A week spent in Maui has given me a lot to think about.
- Among the many benefits of a cousin living in Maui is the fact that you see the underside of local sights that many tourists won’t. For example: the sugar cane fields all over the island are beautiful and green and apparently a great place to hide prostitutes, marijuana crops and bodies.
- If I’d had to put it into action, my official Shark Encounter Emergency Plan of punching the beast in the face while yelling “take THAT, shark bitch!” – likely wouldn’t have worked out.
- Maui locals are friendly, welcoming, and will share their fruit with you. Even if they laugh at your Canadianness while you photograph your freshly picked papaya from a variety of angles.
More on the Maui people fora moment.
This week we met a variety of friends who treated us to:

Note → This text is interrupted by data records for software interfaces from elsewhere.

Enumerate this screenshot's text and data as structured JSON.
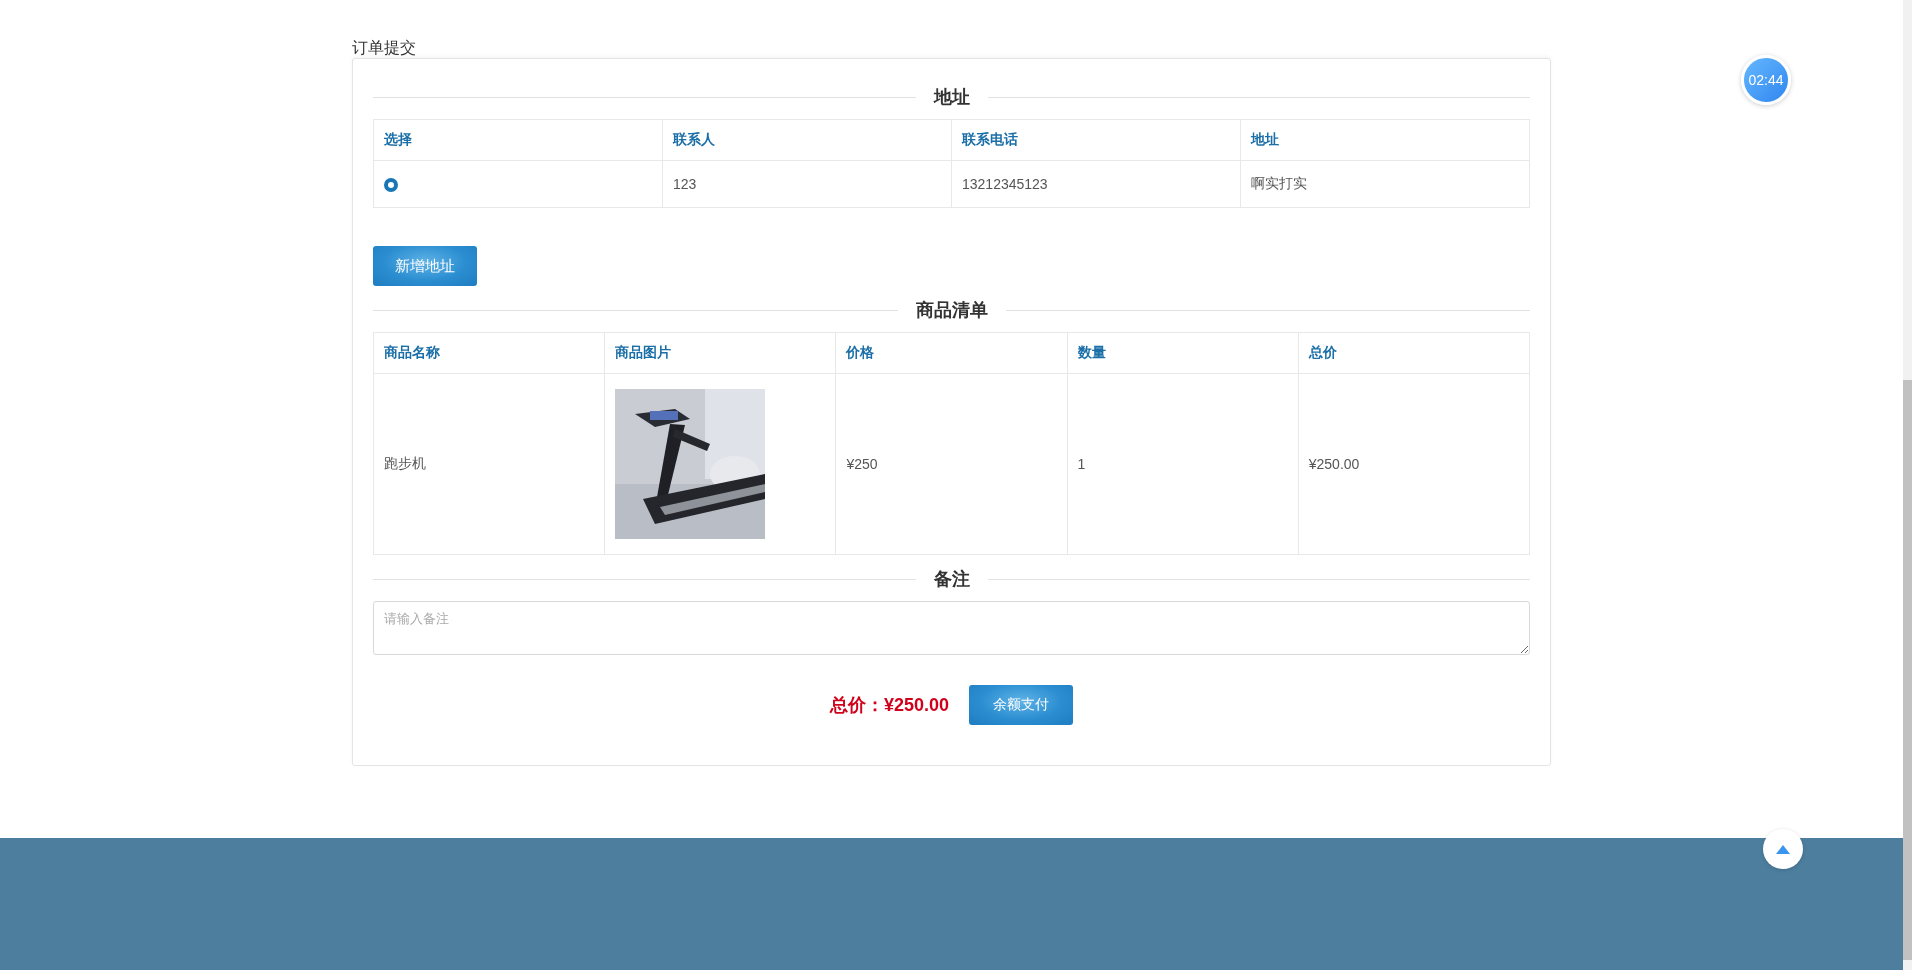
{
  "page_title": "订单提交",
  "address_section": {
    "heading": "地址",
    "columns": [
      "选择",
      "联系人",
      "联系电话",
      "地址"
    ],
    "rows": [
      {
        "selected": true,
        "contact": "123",
        "phone": "13212345123",
        "address": "啊实打实"
      }
    ],
    "add_button": "新增地址"
  },
  "items_section": {
    "heading": "商品清单",
    "columns": [
      "商品名称",
      "商品图片",
      "价格",
      "数量",
      "总价"
    ],
    "rows": [
      {
        "name": "跑步机",
        "price": "¥250",
        "quantity": "1",
        "total": "¥250.00"
      }
    ]
  },
  "note_section": {
    "heading": "备注",
    "placeholder": "请输入备注"
  },
  "total": {
    "label": "总价：",
    "amount": "¥250.00"
  },
  "pay_button": "余额支付",
  "timer": "02:44"
}
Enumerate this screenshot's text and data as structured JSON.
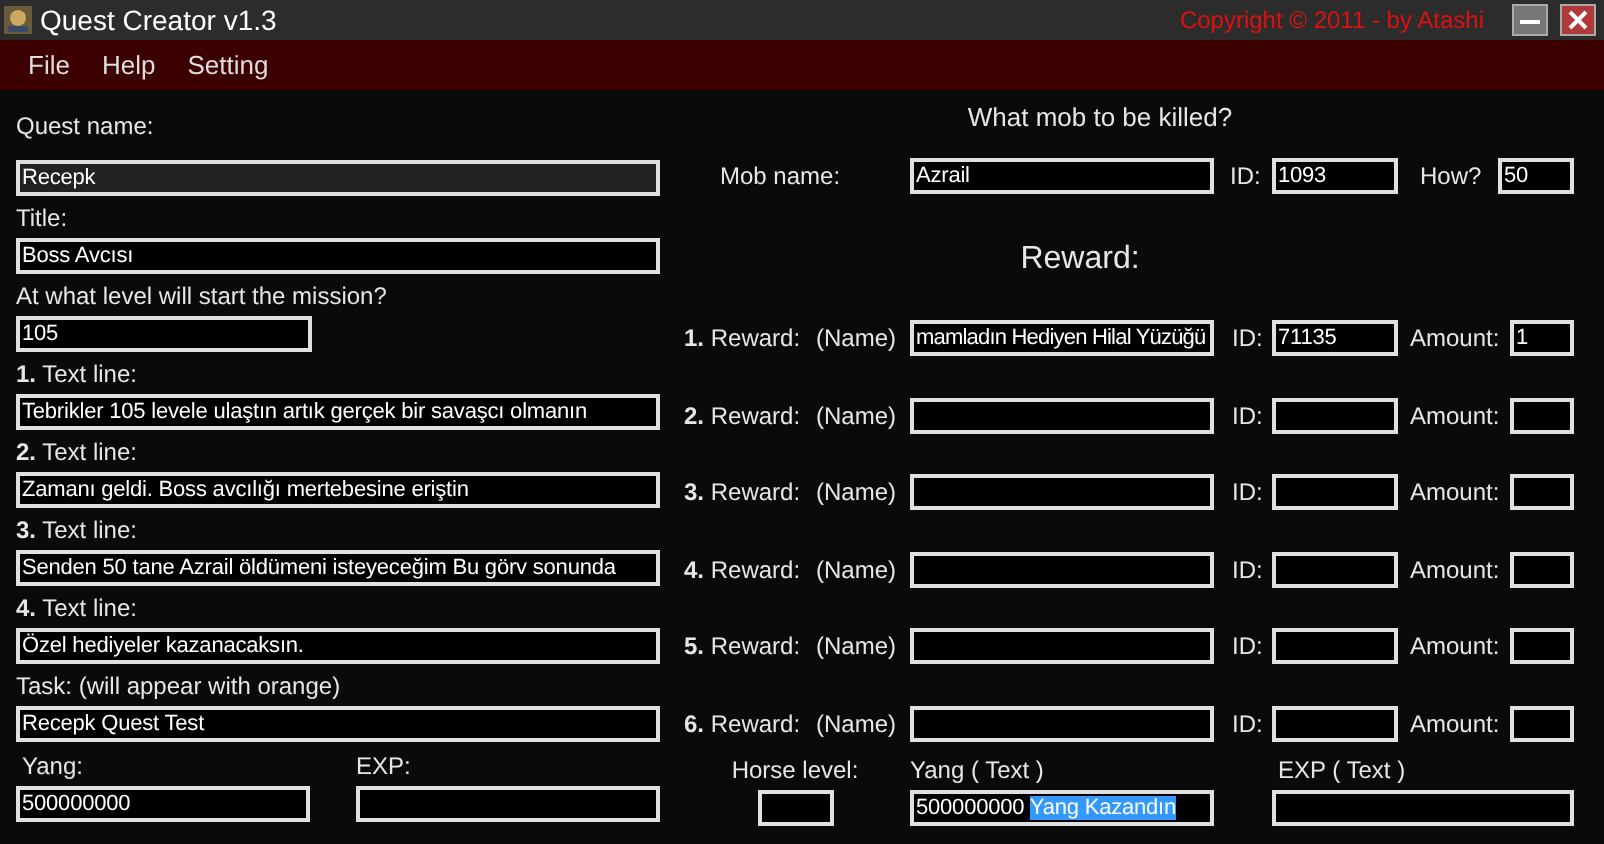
{
  "window": {
    "title": "Quest Creator v1.3",
    "copyright": "Copyright © 2011 - by Atashi"
  },
  "menu": [
    "File",
    "Help",
    "Setting"
  ],
  "left_fields": [
    {
      "label": "Quest name:",
      "value": "Recepk",
      "kind": "wide",
      "focused": true
    },
    {
      "label": "Title:",
      "value": "Boss Avcısı",
      "kind": "wide",
      "focused": false
    },
    {
      "label": "At what level will start the mission?",
      "value": "105",
      "kind": "short",
      "focused": false
    },
    {
      "label": "**1.** Text line:",
      "value": "Tebrikler 105 levele ulaştın artık gerçek bir savaşcı olmanın",
      "kind": "wide",
      "focused": false
    },
    {
      "label": "**2.** Text line:",
      "value": "Zamanı geldi. Boss avcılığı mertebesine eriştin",
      "kind": "wide",
      "focused": false
    },
    {
      "label": "**3.** Text line:",
      "value": "Senden 50 tane Azrail öldümeni isteyeceğim Bu görv sonunda",
      "kind": "wide",
      "focused": false
    },
    {
      "label": "**4.** Text line:",
      "value": "Özel hediyeler kazanacaksın.",
      "kind": "wide",
      "focused": false
    },
    {
      "label": "Task:  (will appear with orange)",
      "value": "Recepk Quest Test",
      "kind": "wide",
      "focused": false
    }
  ],
  "money": [
    {
      "label": "Yang:",
      "value": "500000000"
    },
    {
      "label": "EXP:"
    }
  ],
  "mob": {
    "heading": "What mob to be killed?",
    "name_label": "Mob name:",
    "name": "Azrail",
    "id_label": "ID:",
    "id": "1093",
    "count_label": "How?",
    "count": "50"
  },
  "reward": {
    "heading": "Reward:",
    "rows": [
      {
        "label": "**1.** Reward:",
        "hint": "(Name)",
        "name": "mamladın Hediyen Hilal Yüzüğü",
        "id_label": "ID:",
        "id": "71135",
        "amount_label": "Amount:",
        "amount": "1"
      },
      {
        "label": "**2.** Reward:",
        "hint": "(Name)",
        "id_label": "ID:",
        "amount_label": "Amount:"
      },
      {
        "label": "**3.** Reward:",
        "hint": "(Name)",
        "id_label": "ID:",
        "amount_label": "Amount:"
      },
      {
        "label": "**4.** Reward:",
        "hint": "(Name)",
        "id_label": "ID:",
        "amount_label": "Amount:"
      },
      {
        "label": "**5.** Reward:",
        "hint": "(Name)",
        "id_label": "ID:",
        "amount_label": "Amount:"
      },
      {
        "label": "**6.** Reward:",
        "hint": "(Name)",
        "id_label": "ID:",
        "amount_label": "Amount:"
      }
    ]
  },
  "horse_level": {
    "label": "Horse level:"
  },
  "yang_text": {
    "label": "Yang ( Text )",
    "value": "500000000 ",
    "selected_text": "Yang Kazandın"
  },
  "exp_text": {
    "label": "EXP ( Text )"
  }
}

- garden tours and fresh fruit (with a side of friendly ridicule)
- taxi rides in pickup trucks along crazy dirt roads that led to beautiful views
- close encounters with humpback whales in a moonlit outrigger canoe (with some minor ridicule when we thought the whale may smash the boat and kill us, because that’s mainly what whales do?)

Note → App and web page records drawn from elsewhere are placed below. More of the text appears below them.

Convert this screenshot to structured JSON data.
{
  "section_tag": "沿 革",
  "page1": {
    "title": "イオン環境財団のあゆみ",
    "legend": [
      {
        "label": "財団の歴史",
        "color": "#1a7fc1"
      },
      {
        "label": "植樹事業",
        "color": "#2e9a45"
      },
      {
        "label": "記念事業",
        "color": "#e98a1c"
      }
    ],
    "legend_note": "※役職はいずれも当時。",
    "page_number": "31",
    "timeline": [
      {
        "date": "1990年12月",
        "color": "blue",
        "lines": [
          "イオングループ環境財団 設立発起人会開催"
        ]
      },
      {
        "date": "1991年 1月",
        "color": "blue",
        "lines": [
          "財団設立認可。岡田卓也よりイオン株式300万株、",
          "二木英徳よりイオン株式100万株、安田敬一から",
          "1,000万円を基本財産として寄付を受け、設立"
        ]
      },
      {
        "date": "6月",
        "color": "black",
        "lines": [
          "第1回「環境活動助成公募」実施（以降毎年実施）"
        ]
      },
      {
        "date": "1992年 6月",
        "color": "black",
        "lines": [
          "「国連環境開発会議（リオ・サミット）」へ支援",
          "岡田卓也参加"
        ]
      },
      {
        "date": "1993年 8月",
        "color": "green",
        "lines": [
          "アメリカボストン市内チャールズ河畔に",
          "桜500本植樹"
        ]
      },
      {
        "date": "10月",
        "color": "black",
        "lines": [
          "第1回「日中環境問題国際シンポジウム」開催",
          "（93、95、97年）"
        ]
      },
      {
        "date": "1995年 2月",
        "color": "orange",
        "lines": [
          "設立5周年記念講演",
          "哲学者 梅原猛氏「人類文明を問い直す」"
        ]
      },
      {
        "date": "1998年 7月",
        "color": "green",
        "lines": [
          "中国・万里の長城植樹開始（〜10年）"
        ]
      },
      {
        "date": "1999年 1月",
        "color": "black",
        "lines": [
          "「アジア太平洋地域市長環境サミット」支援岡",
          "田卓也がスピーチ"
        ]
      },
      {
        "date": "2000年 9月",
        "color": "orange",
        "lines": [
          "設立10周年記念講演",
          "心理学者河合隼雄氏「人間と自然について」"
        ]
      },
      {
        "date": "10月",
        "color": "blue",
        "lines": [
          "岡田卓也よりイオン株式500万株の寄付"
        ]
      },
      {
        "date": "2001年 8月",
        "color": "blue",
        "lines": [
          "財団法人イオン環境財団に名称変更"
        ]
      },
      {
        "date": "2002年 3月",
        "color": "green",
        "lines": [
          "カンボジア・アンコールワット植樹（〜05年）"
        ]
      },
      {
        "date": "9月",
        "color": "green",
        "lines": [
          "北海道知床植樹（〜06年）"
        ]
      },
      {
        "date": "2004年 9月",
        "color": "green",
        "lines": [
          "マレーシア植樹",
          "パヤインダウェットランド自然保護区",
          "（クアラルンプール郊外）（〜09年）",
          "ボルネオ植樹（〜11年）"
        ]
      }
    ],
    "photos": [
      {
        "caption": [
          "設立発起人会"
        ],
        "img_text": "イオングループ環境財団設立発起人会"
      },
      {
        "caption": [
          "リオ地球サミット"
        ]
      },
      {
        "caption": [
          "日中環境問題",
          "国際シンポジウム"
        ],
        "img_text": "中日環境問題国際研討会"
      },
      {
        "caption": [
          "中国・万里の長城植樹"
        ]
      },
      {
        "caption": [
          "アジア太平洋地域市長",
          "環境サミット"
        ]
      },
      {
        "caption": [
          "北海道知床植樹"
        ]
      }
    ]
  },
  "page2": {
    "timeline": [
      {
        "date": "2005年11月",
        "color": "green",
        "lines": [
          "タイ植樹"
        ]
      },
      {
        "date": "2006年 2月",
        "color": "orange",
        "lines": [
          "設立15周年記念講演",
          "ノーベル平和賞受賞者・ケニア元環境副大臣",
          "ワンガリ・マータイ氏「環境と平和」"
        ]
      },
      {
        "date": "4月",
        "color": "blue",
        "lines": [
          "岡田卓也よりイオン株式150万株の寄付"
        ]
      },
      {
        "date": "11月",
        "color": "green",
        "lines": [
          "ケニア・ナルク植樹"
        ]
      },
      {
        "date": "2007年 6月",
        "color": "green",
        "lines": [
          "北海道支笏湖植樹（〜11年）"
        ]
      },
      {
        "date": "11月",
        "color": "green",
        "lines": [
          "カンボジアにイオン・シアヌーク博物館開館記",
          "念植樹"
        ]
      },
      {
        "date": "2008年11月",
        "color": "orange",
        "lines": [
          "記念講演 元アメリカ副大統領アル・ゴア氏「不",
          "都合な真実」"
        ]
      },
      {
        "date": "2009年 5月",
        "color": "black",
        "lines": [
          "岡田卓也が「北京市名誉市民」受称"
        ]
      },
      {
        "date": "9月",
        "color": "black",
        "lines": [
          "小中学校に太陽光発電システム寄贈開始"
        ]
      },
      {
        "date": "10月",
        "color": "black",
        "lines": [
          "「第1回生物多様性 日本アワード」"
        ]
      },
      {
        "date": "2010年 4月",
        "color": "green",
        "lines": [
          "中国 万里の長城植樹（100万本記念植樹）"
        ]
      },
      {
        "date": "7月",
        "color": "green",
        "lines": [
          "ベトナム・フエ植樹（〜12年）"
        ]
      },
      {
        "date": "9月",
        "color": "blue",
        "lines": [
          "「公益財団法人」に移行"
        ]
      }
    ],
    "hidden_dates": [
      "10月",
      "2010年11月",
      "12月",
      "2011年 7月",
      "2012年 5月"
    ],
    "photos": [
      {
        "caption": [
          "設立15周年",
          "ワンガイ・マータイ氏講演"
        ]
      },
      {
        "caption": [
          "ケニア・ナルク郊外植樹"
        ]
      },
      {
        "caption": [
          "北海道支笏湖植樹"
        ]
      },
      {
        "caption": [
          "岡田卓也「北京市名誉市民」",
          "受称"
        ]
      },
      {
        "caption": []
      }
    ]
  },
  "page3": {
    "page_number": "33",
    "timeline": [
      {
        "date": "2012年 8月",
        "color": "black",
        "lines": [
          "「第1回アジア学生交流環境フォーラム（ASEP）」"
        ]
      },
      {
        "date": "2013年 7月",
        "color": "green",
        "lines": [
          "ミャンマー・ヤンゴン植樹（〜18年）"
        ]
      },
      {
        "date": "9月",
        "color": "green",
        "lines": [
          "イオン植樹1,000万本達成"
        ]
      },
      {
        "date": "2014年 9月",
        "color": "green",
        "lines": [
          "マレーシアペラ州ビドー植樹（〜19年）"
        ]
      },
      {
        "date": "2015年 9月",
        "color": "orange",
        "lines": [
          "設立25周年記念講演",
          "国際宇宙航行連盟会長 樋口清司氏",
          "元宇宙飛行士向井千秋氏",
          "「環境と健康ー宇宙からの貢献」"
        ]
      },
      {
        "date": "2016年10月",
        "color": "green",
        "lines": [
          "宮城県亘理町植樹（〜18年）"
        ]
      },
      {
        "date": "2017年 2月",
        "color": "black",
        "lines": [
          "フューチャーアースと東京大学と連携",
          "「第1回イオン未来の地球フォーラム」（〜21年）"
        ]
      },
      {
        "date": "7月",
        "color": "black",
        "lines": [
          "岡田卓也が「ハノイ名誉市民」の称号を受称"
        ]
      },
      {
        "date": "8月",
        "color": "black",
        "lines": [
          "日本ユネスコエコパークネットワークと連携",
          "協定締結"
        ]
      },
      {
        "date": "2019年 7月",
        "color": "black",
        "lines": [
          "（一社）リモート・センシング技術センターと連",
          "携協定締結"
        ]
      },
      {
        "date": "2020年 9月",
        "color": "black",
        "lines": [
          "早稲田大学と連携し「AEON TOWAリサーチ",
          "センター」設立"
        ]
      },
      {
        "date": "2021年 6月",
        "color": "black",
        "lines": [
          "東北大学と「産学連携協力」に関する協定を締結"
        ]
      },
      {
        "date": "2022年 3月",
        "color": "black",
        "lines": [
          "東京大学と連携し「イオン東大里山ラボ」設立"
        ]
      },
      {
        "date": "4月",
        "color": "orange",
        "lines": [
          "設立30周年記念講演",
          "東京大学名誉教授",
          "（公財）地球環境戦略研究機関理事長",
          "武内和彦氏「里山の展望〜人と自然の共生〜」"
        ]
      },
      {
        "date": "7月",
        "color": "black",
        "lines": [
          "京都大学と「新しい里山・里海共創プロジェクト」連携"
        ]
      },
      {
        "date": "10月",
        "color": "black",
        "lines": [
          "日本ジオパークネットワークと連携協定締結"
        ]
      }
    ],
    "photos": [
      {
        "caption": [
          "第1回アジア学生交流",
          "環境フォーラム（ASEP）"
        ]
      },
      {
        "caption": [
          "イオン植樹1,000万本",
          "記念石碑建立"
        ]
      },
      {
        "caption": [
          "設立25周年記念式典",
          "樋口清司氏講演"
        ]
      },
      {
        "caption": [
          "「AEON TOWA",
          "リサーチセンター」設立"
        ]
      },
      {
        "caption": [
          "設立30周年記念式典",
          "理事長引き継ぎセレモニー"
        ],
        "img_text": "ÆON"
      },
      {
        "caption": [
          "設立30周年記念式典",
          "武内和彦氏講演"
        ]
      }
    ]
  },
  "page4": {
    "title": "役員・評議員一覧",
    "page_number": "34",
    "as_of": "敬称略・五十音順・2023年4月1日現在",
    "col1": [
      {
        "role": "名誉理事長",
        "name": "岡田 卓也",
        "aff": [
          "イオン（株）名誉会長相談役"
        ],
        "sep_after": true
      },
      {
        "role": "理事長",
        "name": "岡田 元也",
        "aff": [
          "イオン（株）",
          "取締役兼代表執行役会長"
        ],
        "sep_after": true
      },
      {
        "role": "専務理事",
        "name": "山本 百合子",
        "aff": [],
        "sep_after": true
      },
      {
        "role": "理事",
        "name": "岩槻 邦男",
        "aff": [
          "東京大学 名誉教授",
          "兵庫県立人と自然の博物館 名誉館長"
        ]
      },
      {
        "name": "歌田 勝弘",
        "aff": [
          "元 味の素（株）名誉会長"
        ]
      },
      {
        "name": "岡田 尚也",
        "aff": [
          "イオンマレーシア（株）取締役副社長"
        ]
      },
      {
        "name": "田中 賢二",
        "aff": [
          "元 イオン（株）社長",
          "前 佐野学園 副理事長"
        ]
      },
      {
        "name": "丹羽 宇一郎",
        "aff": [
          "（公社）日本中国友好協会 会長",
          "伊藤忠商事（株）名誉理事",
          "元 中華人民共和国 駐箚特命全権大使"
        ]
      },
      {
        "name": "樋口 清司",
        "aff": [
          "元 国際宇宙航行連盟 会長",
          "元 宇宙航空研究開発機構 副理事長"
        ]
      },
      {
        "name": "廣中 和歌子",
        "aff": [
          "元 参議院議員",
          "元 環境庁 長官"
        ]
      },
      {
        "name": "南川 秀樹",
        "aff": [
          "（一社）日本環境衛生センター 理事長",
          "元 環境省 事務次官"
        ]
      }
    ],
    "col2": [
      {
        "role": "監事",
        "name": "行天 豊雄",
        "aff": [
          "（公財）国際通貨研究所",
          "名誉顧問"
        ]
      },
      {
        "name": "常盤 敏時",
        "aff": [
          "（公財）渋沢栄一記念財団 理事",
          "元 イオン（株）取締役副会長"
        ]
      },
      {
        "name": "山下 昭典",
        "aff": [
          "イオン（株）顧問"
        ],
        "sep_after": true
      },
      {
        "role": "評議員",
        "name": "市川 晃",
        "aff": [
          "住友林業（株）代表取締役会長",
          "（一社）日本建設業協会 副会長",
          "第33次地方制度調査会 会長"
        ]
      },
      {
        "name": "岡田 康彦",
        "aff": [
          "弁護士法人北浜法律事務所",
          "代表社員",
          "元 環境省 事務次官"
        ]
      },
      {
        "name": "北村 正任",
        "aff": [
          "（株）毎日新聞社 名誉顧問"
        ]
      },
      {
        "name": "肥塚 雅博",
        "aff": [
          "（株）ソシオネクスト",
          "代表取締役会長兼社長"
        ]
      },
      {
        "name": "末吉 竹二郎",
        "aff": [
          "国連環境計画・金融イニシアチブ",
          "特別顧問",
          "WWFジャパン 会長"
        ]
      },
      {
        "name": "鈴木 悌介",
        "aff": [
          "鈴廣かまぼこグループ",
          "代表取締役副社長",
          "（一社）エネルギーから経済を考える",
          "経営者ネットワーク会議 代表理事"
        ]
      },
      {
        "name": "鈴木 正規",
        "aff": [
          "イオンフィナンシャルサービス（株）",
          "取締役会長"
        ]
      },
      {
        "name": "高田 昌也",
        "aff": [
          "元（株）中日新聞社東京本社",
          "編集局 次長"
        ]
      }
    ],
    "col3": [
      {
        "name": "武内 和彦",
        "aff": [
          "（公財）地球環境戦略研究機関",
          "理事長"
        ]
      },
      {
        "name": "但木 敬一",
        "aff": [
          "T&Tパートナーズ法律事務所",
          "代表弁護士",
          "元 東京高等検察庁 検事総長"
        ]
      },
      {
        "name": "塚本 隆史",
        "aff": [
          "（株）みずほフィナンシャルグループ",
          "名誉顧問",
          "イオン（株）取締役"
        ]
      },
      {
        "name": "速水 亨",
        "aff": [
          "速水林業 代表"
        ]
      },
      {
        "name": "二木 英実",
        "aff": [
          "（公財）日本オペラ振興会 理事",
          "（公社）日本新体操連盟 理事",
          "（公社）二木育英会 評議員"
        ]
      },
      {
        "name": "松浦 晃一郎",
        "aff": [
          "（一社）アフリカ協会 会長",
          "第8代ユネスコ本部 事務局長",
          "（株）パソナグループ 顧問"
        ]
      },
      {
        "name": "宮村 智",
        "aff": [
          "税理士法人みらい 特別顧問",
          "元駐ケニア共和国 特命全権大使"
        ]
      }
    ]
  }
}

- a boat trip to Molokini to snorkel with tropical fish and eat a cheeseburger, though not at the same time
- a hike through a secret lava tunnel that led to a waterfall where we could swim (and they even kept their judgment to a minimum when I had a minor claustrophobia-induced anxiety attack)
- a packed bar to watch the Seahawks game
- quality time with a gecko named Toby
People here are just so nice. They hold doors and smile at you, and kiss you on the cheek to say hello and goodbye. My cousin tells me this is “living Aloha” – living with respect for others. In short, Maui’s is the friendliest culture I’ve ever seen.
There are exceptions to every rule.
The barista at the Queen Ka’ahumanu Starbucks didn’t take too kindly to my inquiry about whether my latte was nonfat. She threw the drink backward in an epic hulk-smash that made me wonder if the respectful culture of living Aloha meant that no one ever spoke up for what they really wanted. Even if all they really wanted was a nonfat latte.
Bitchy barista aside, Maui is magical. I’m grateful for a week spent adventuring with my cousin Kathryn and my friend Sonia, both of whom speak German but managed to keep it to English, both spoken and sung, for my benefit. You two were meant to be friends.
Ich liebe dich and mahalo!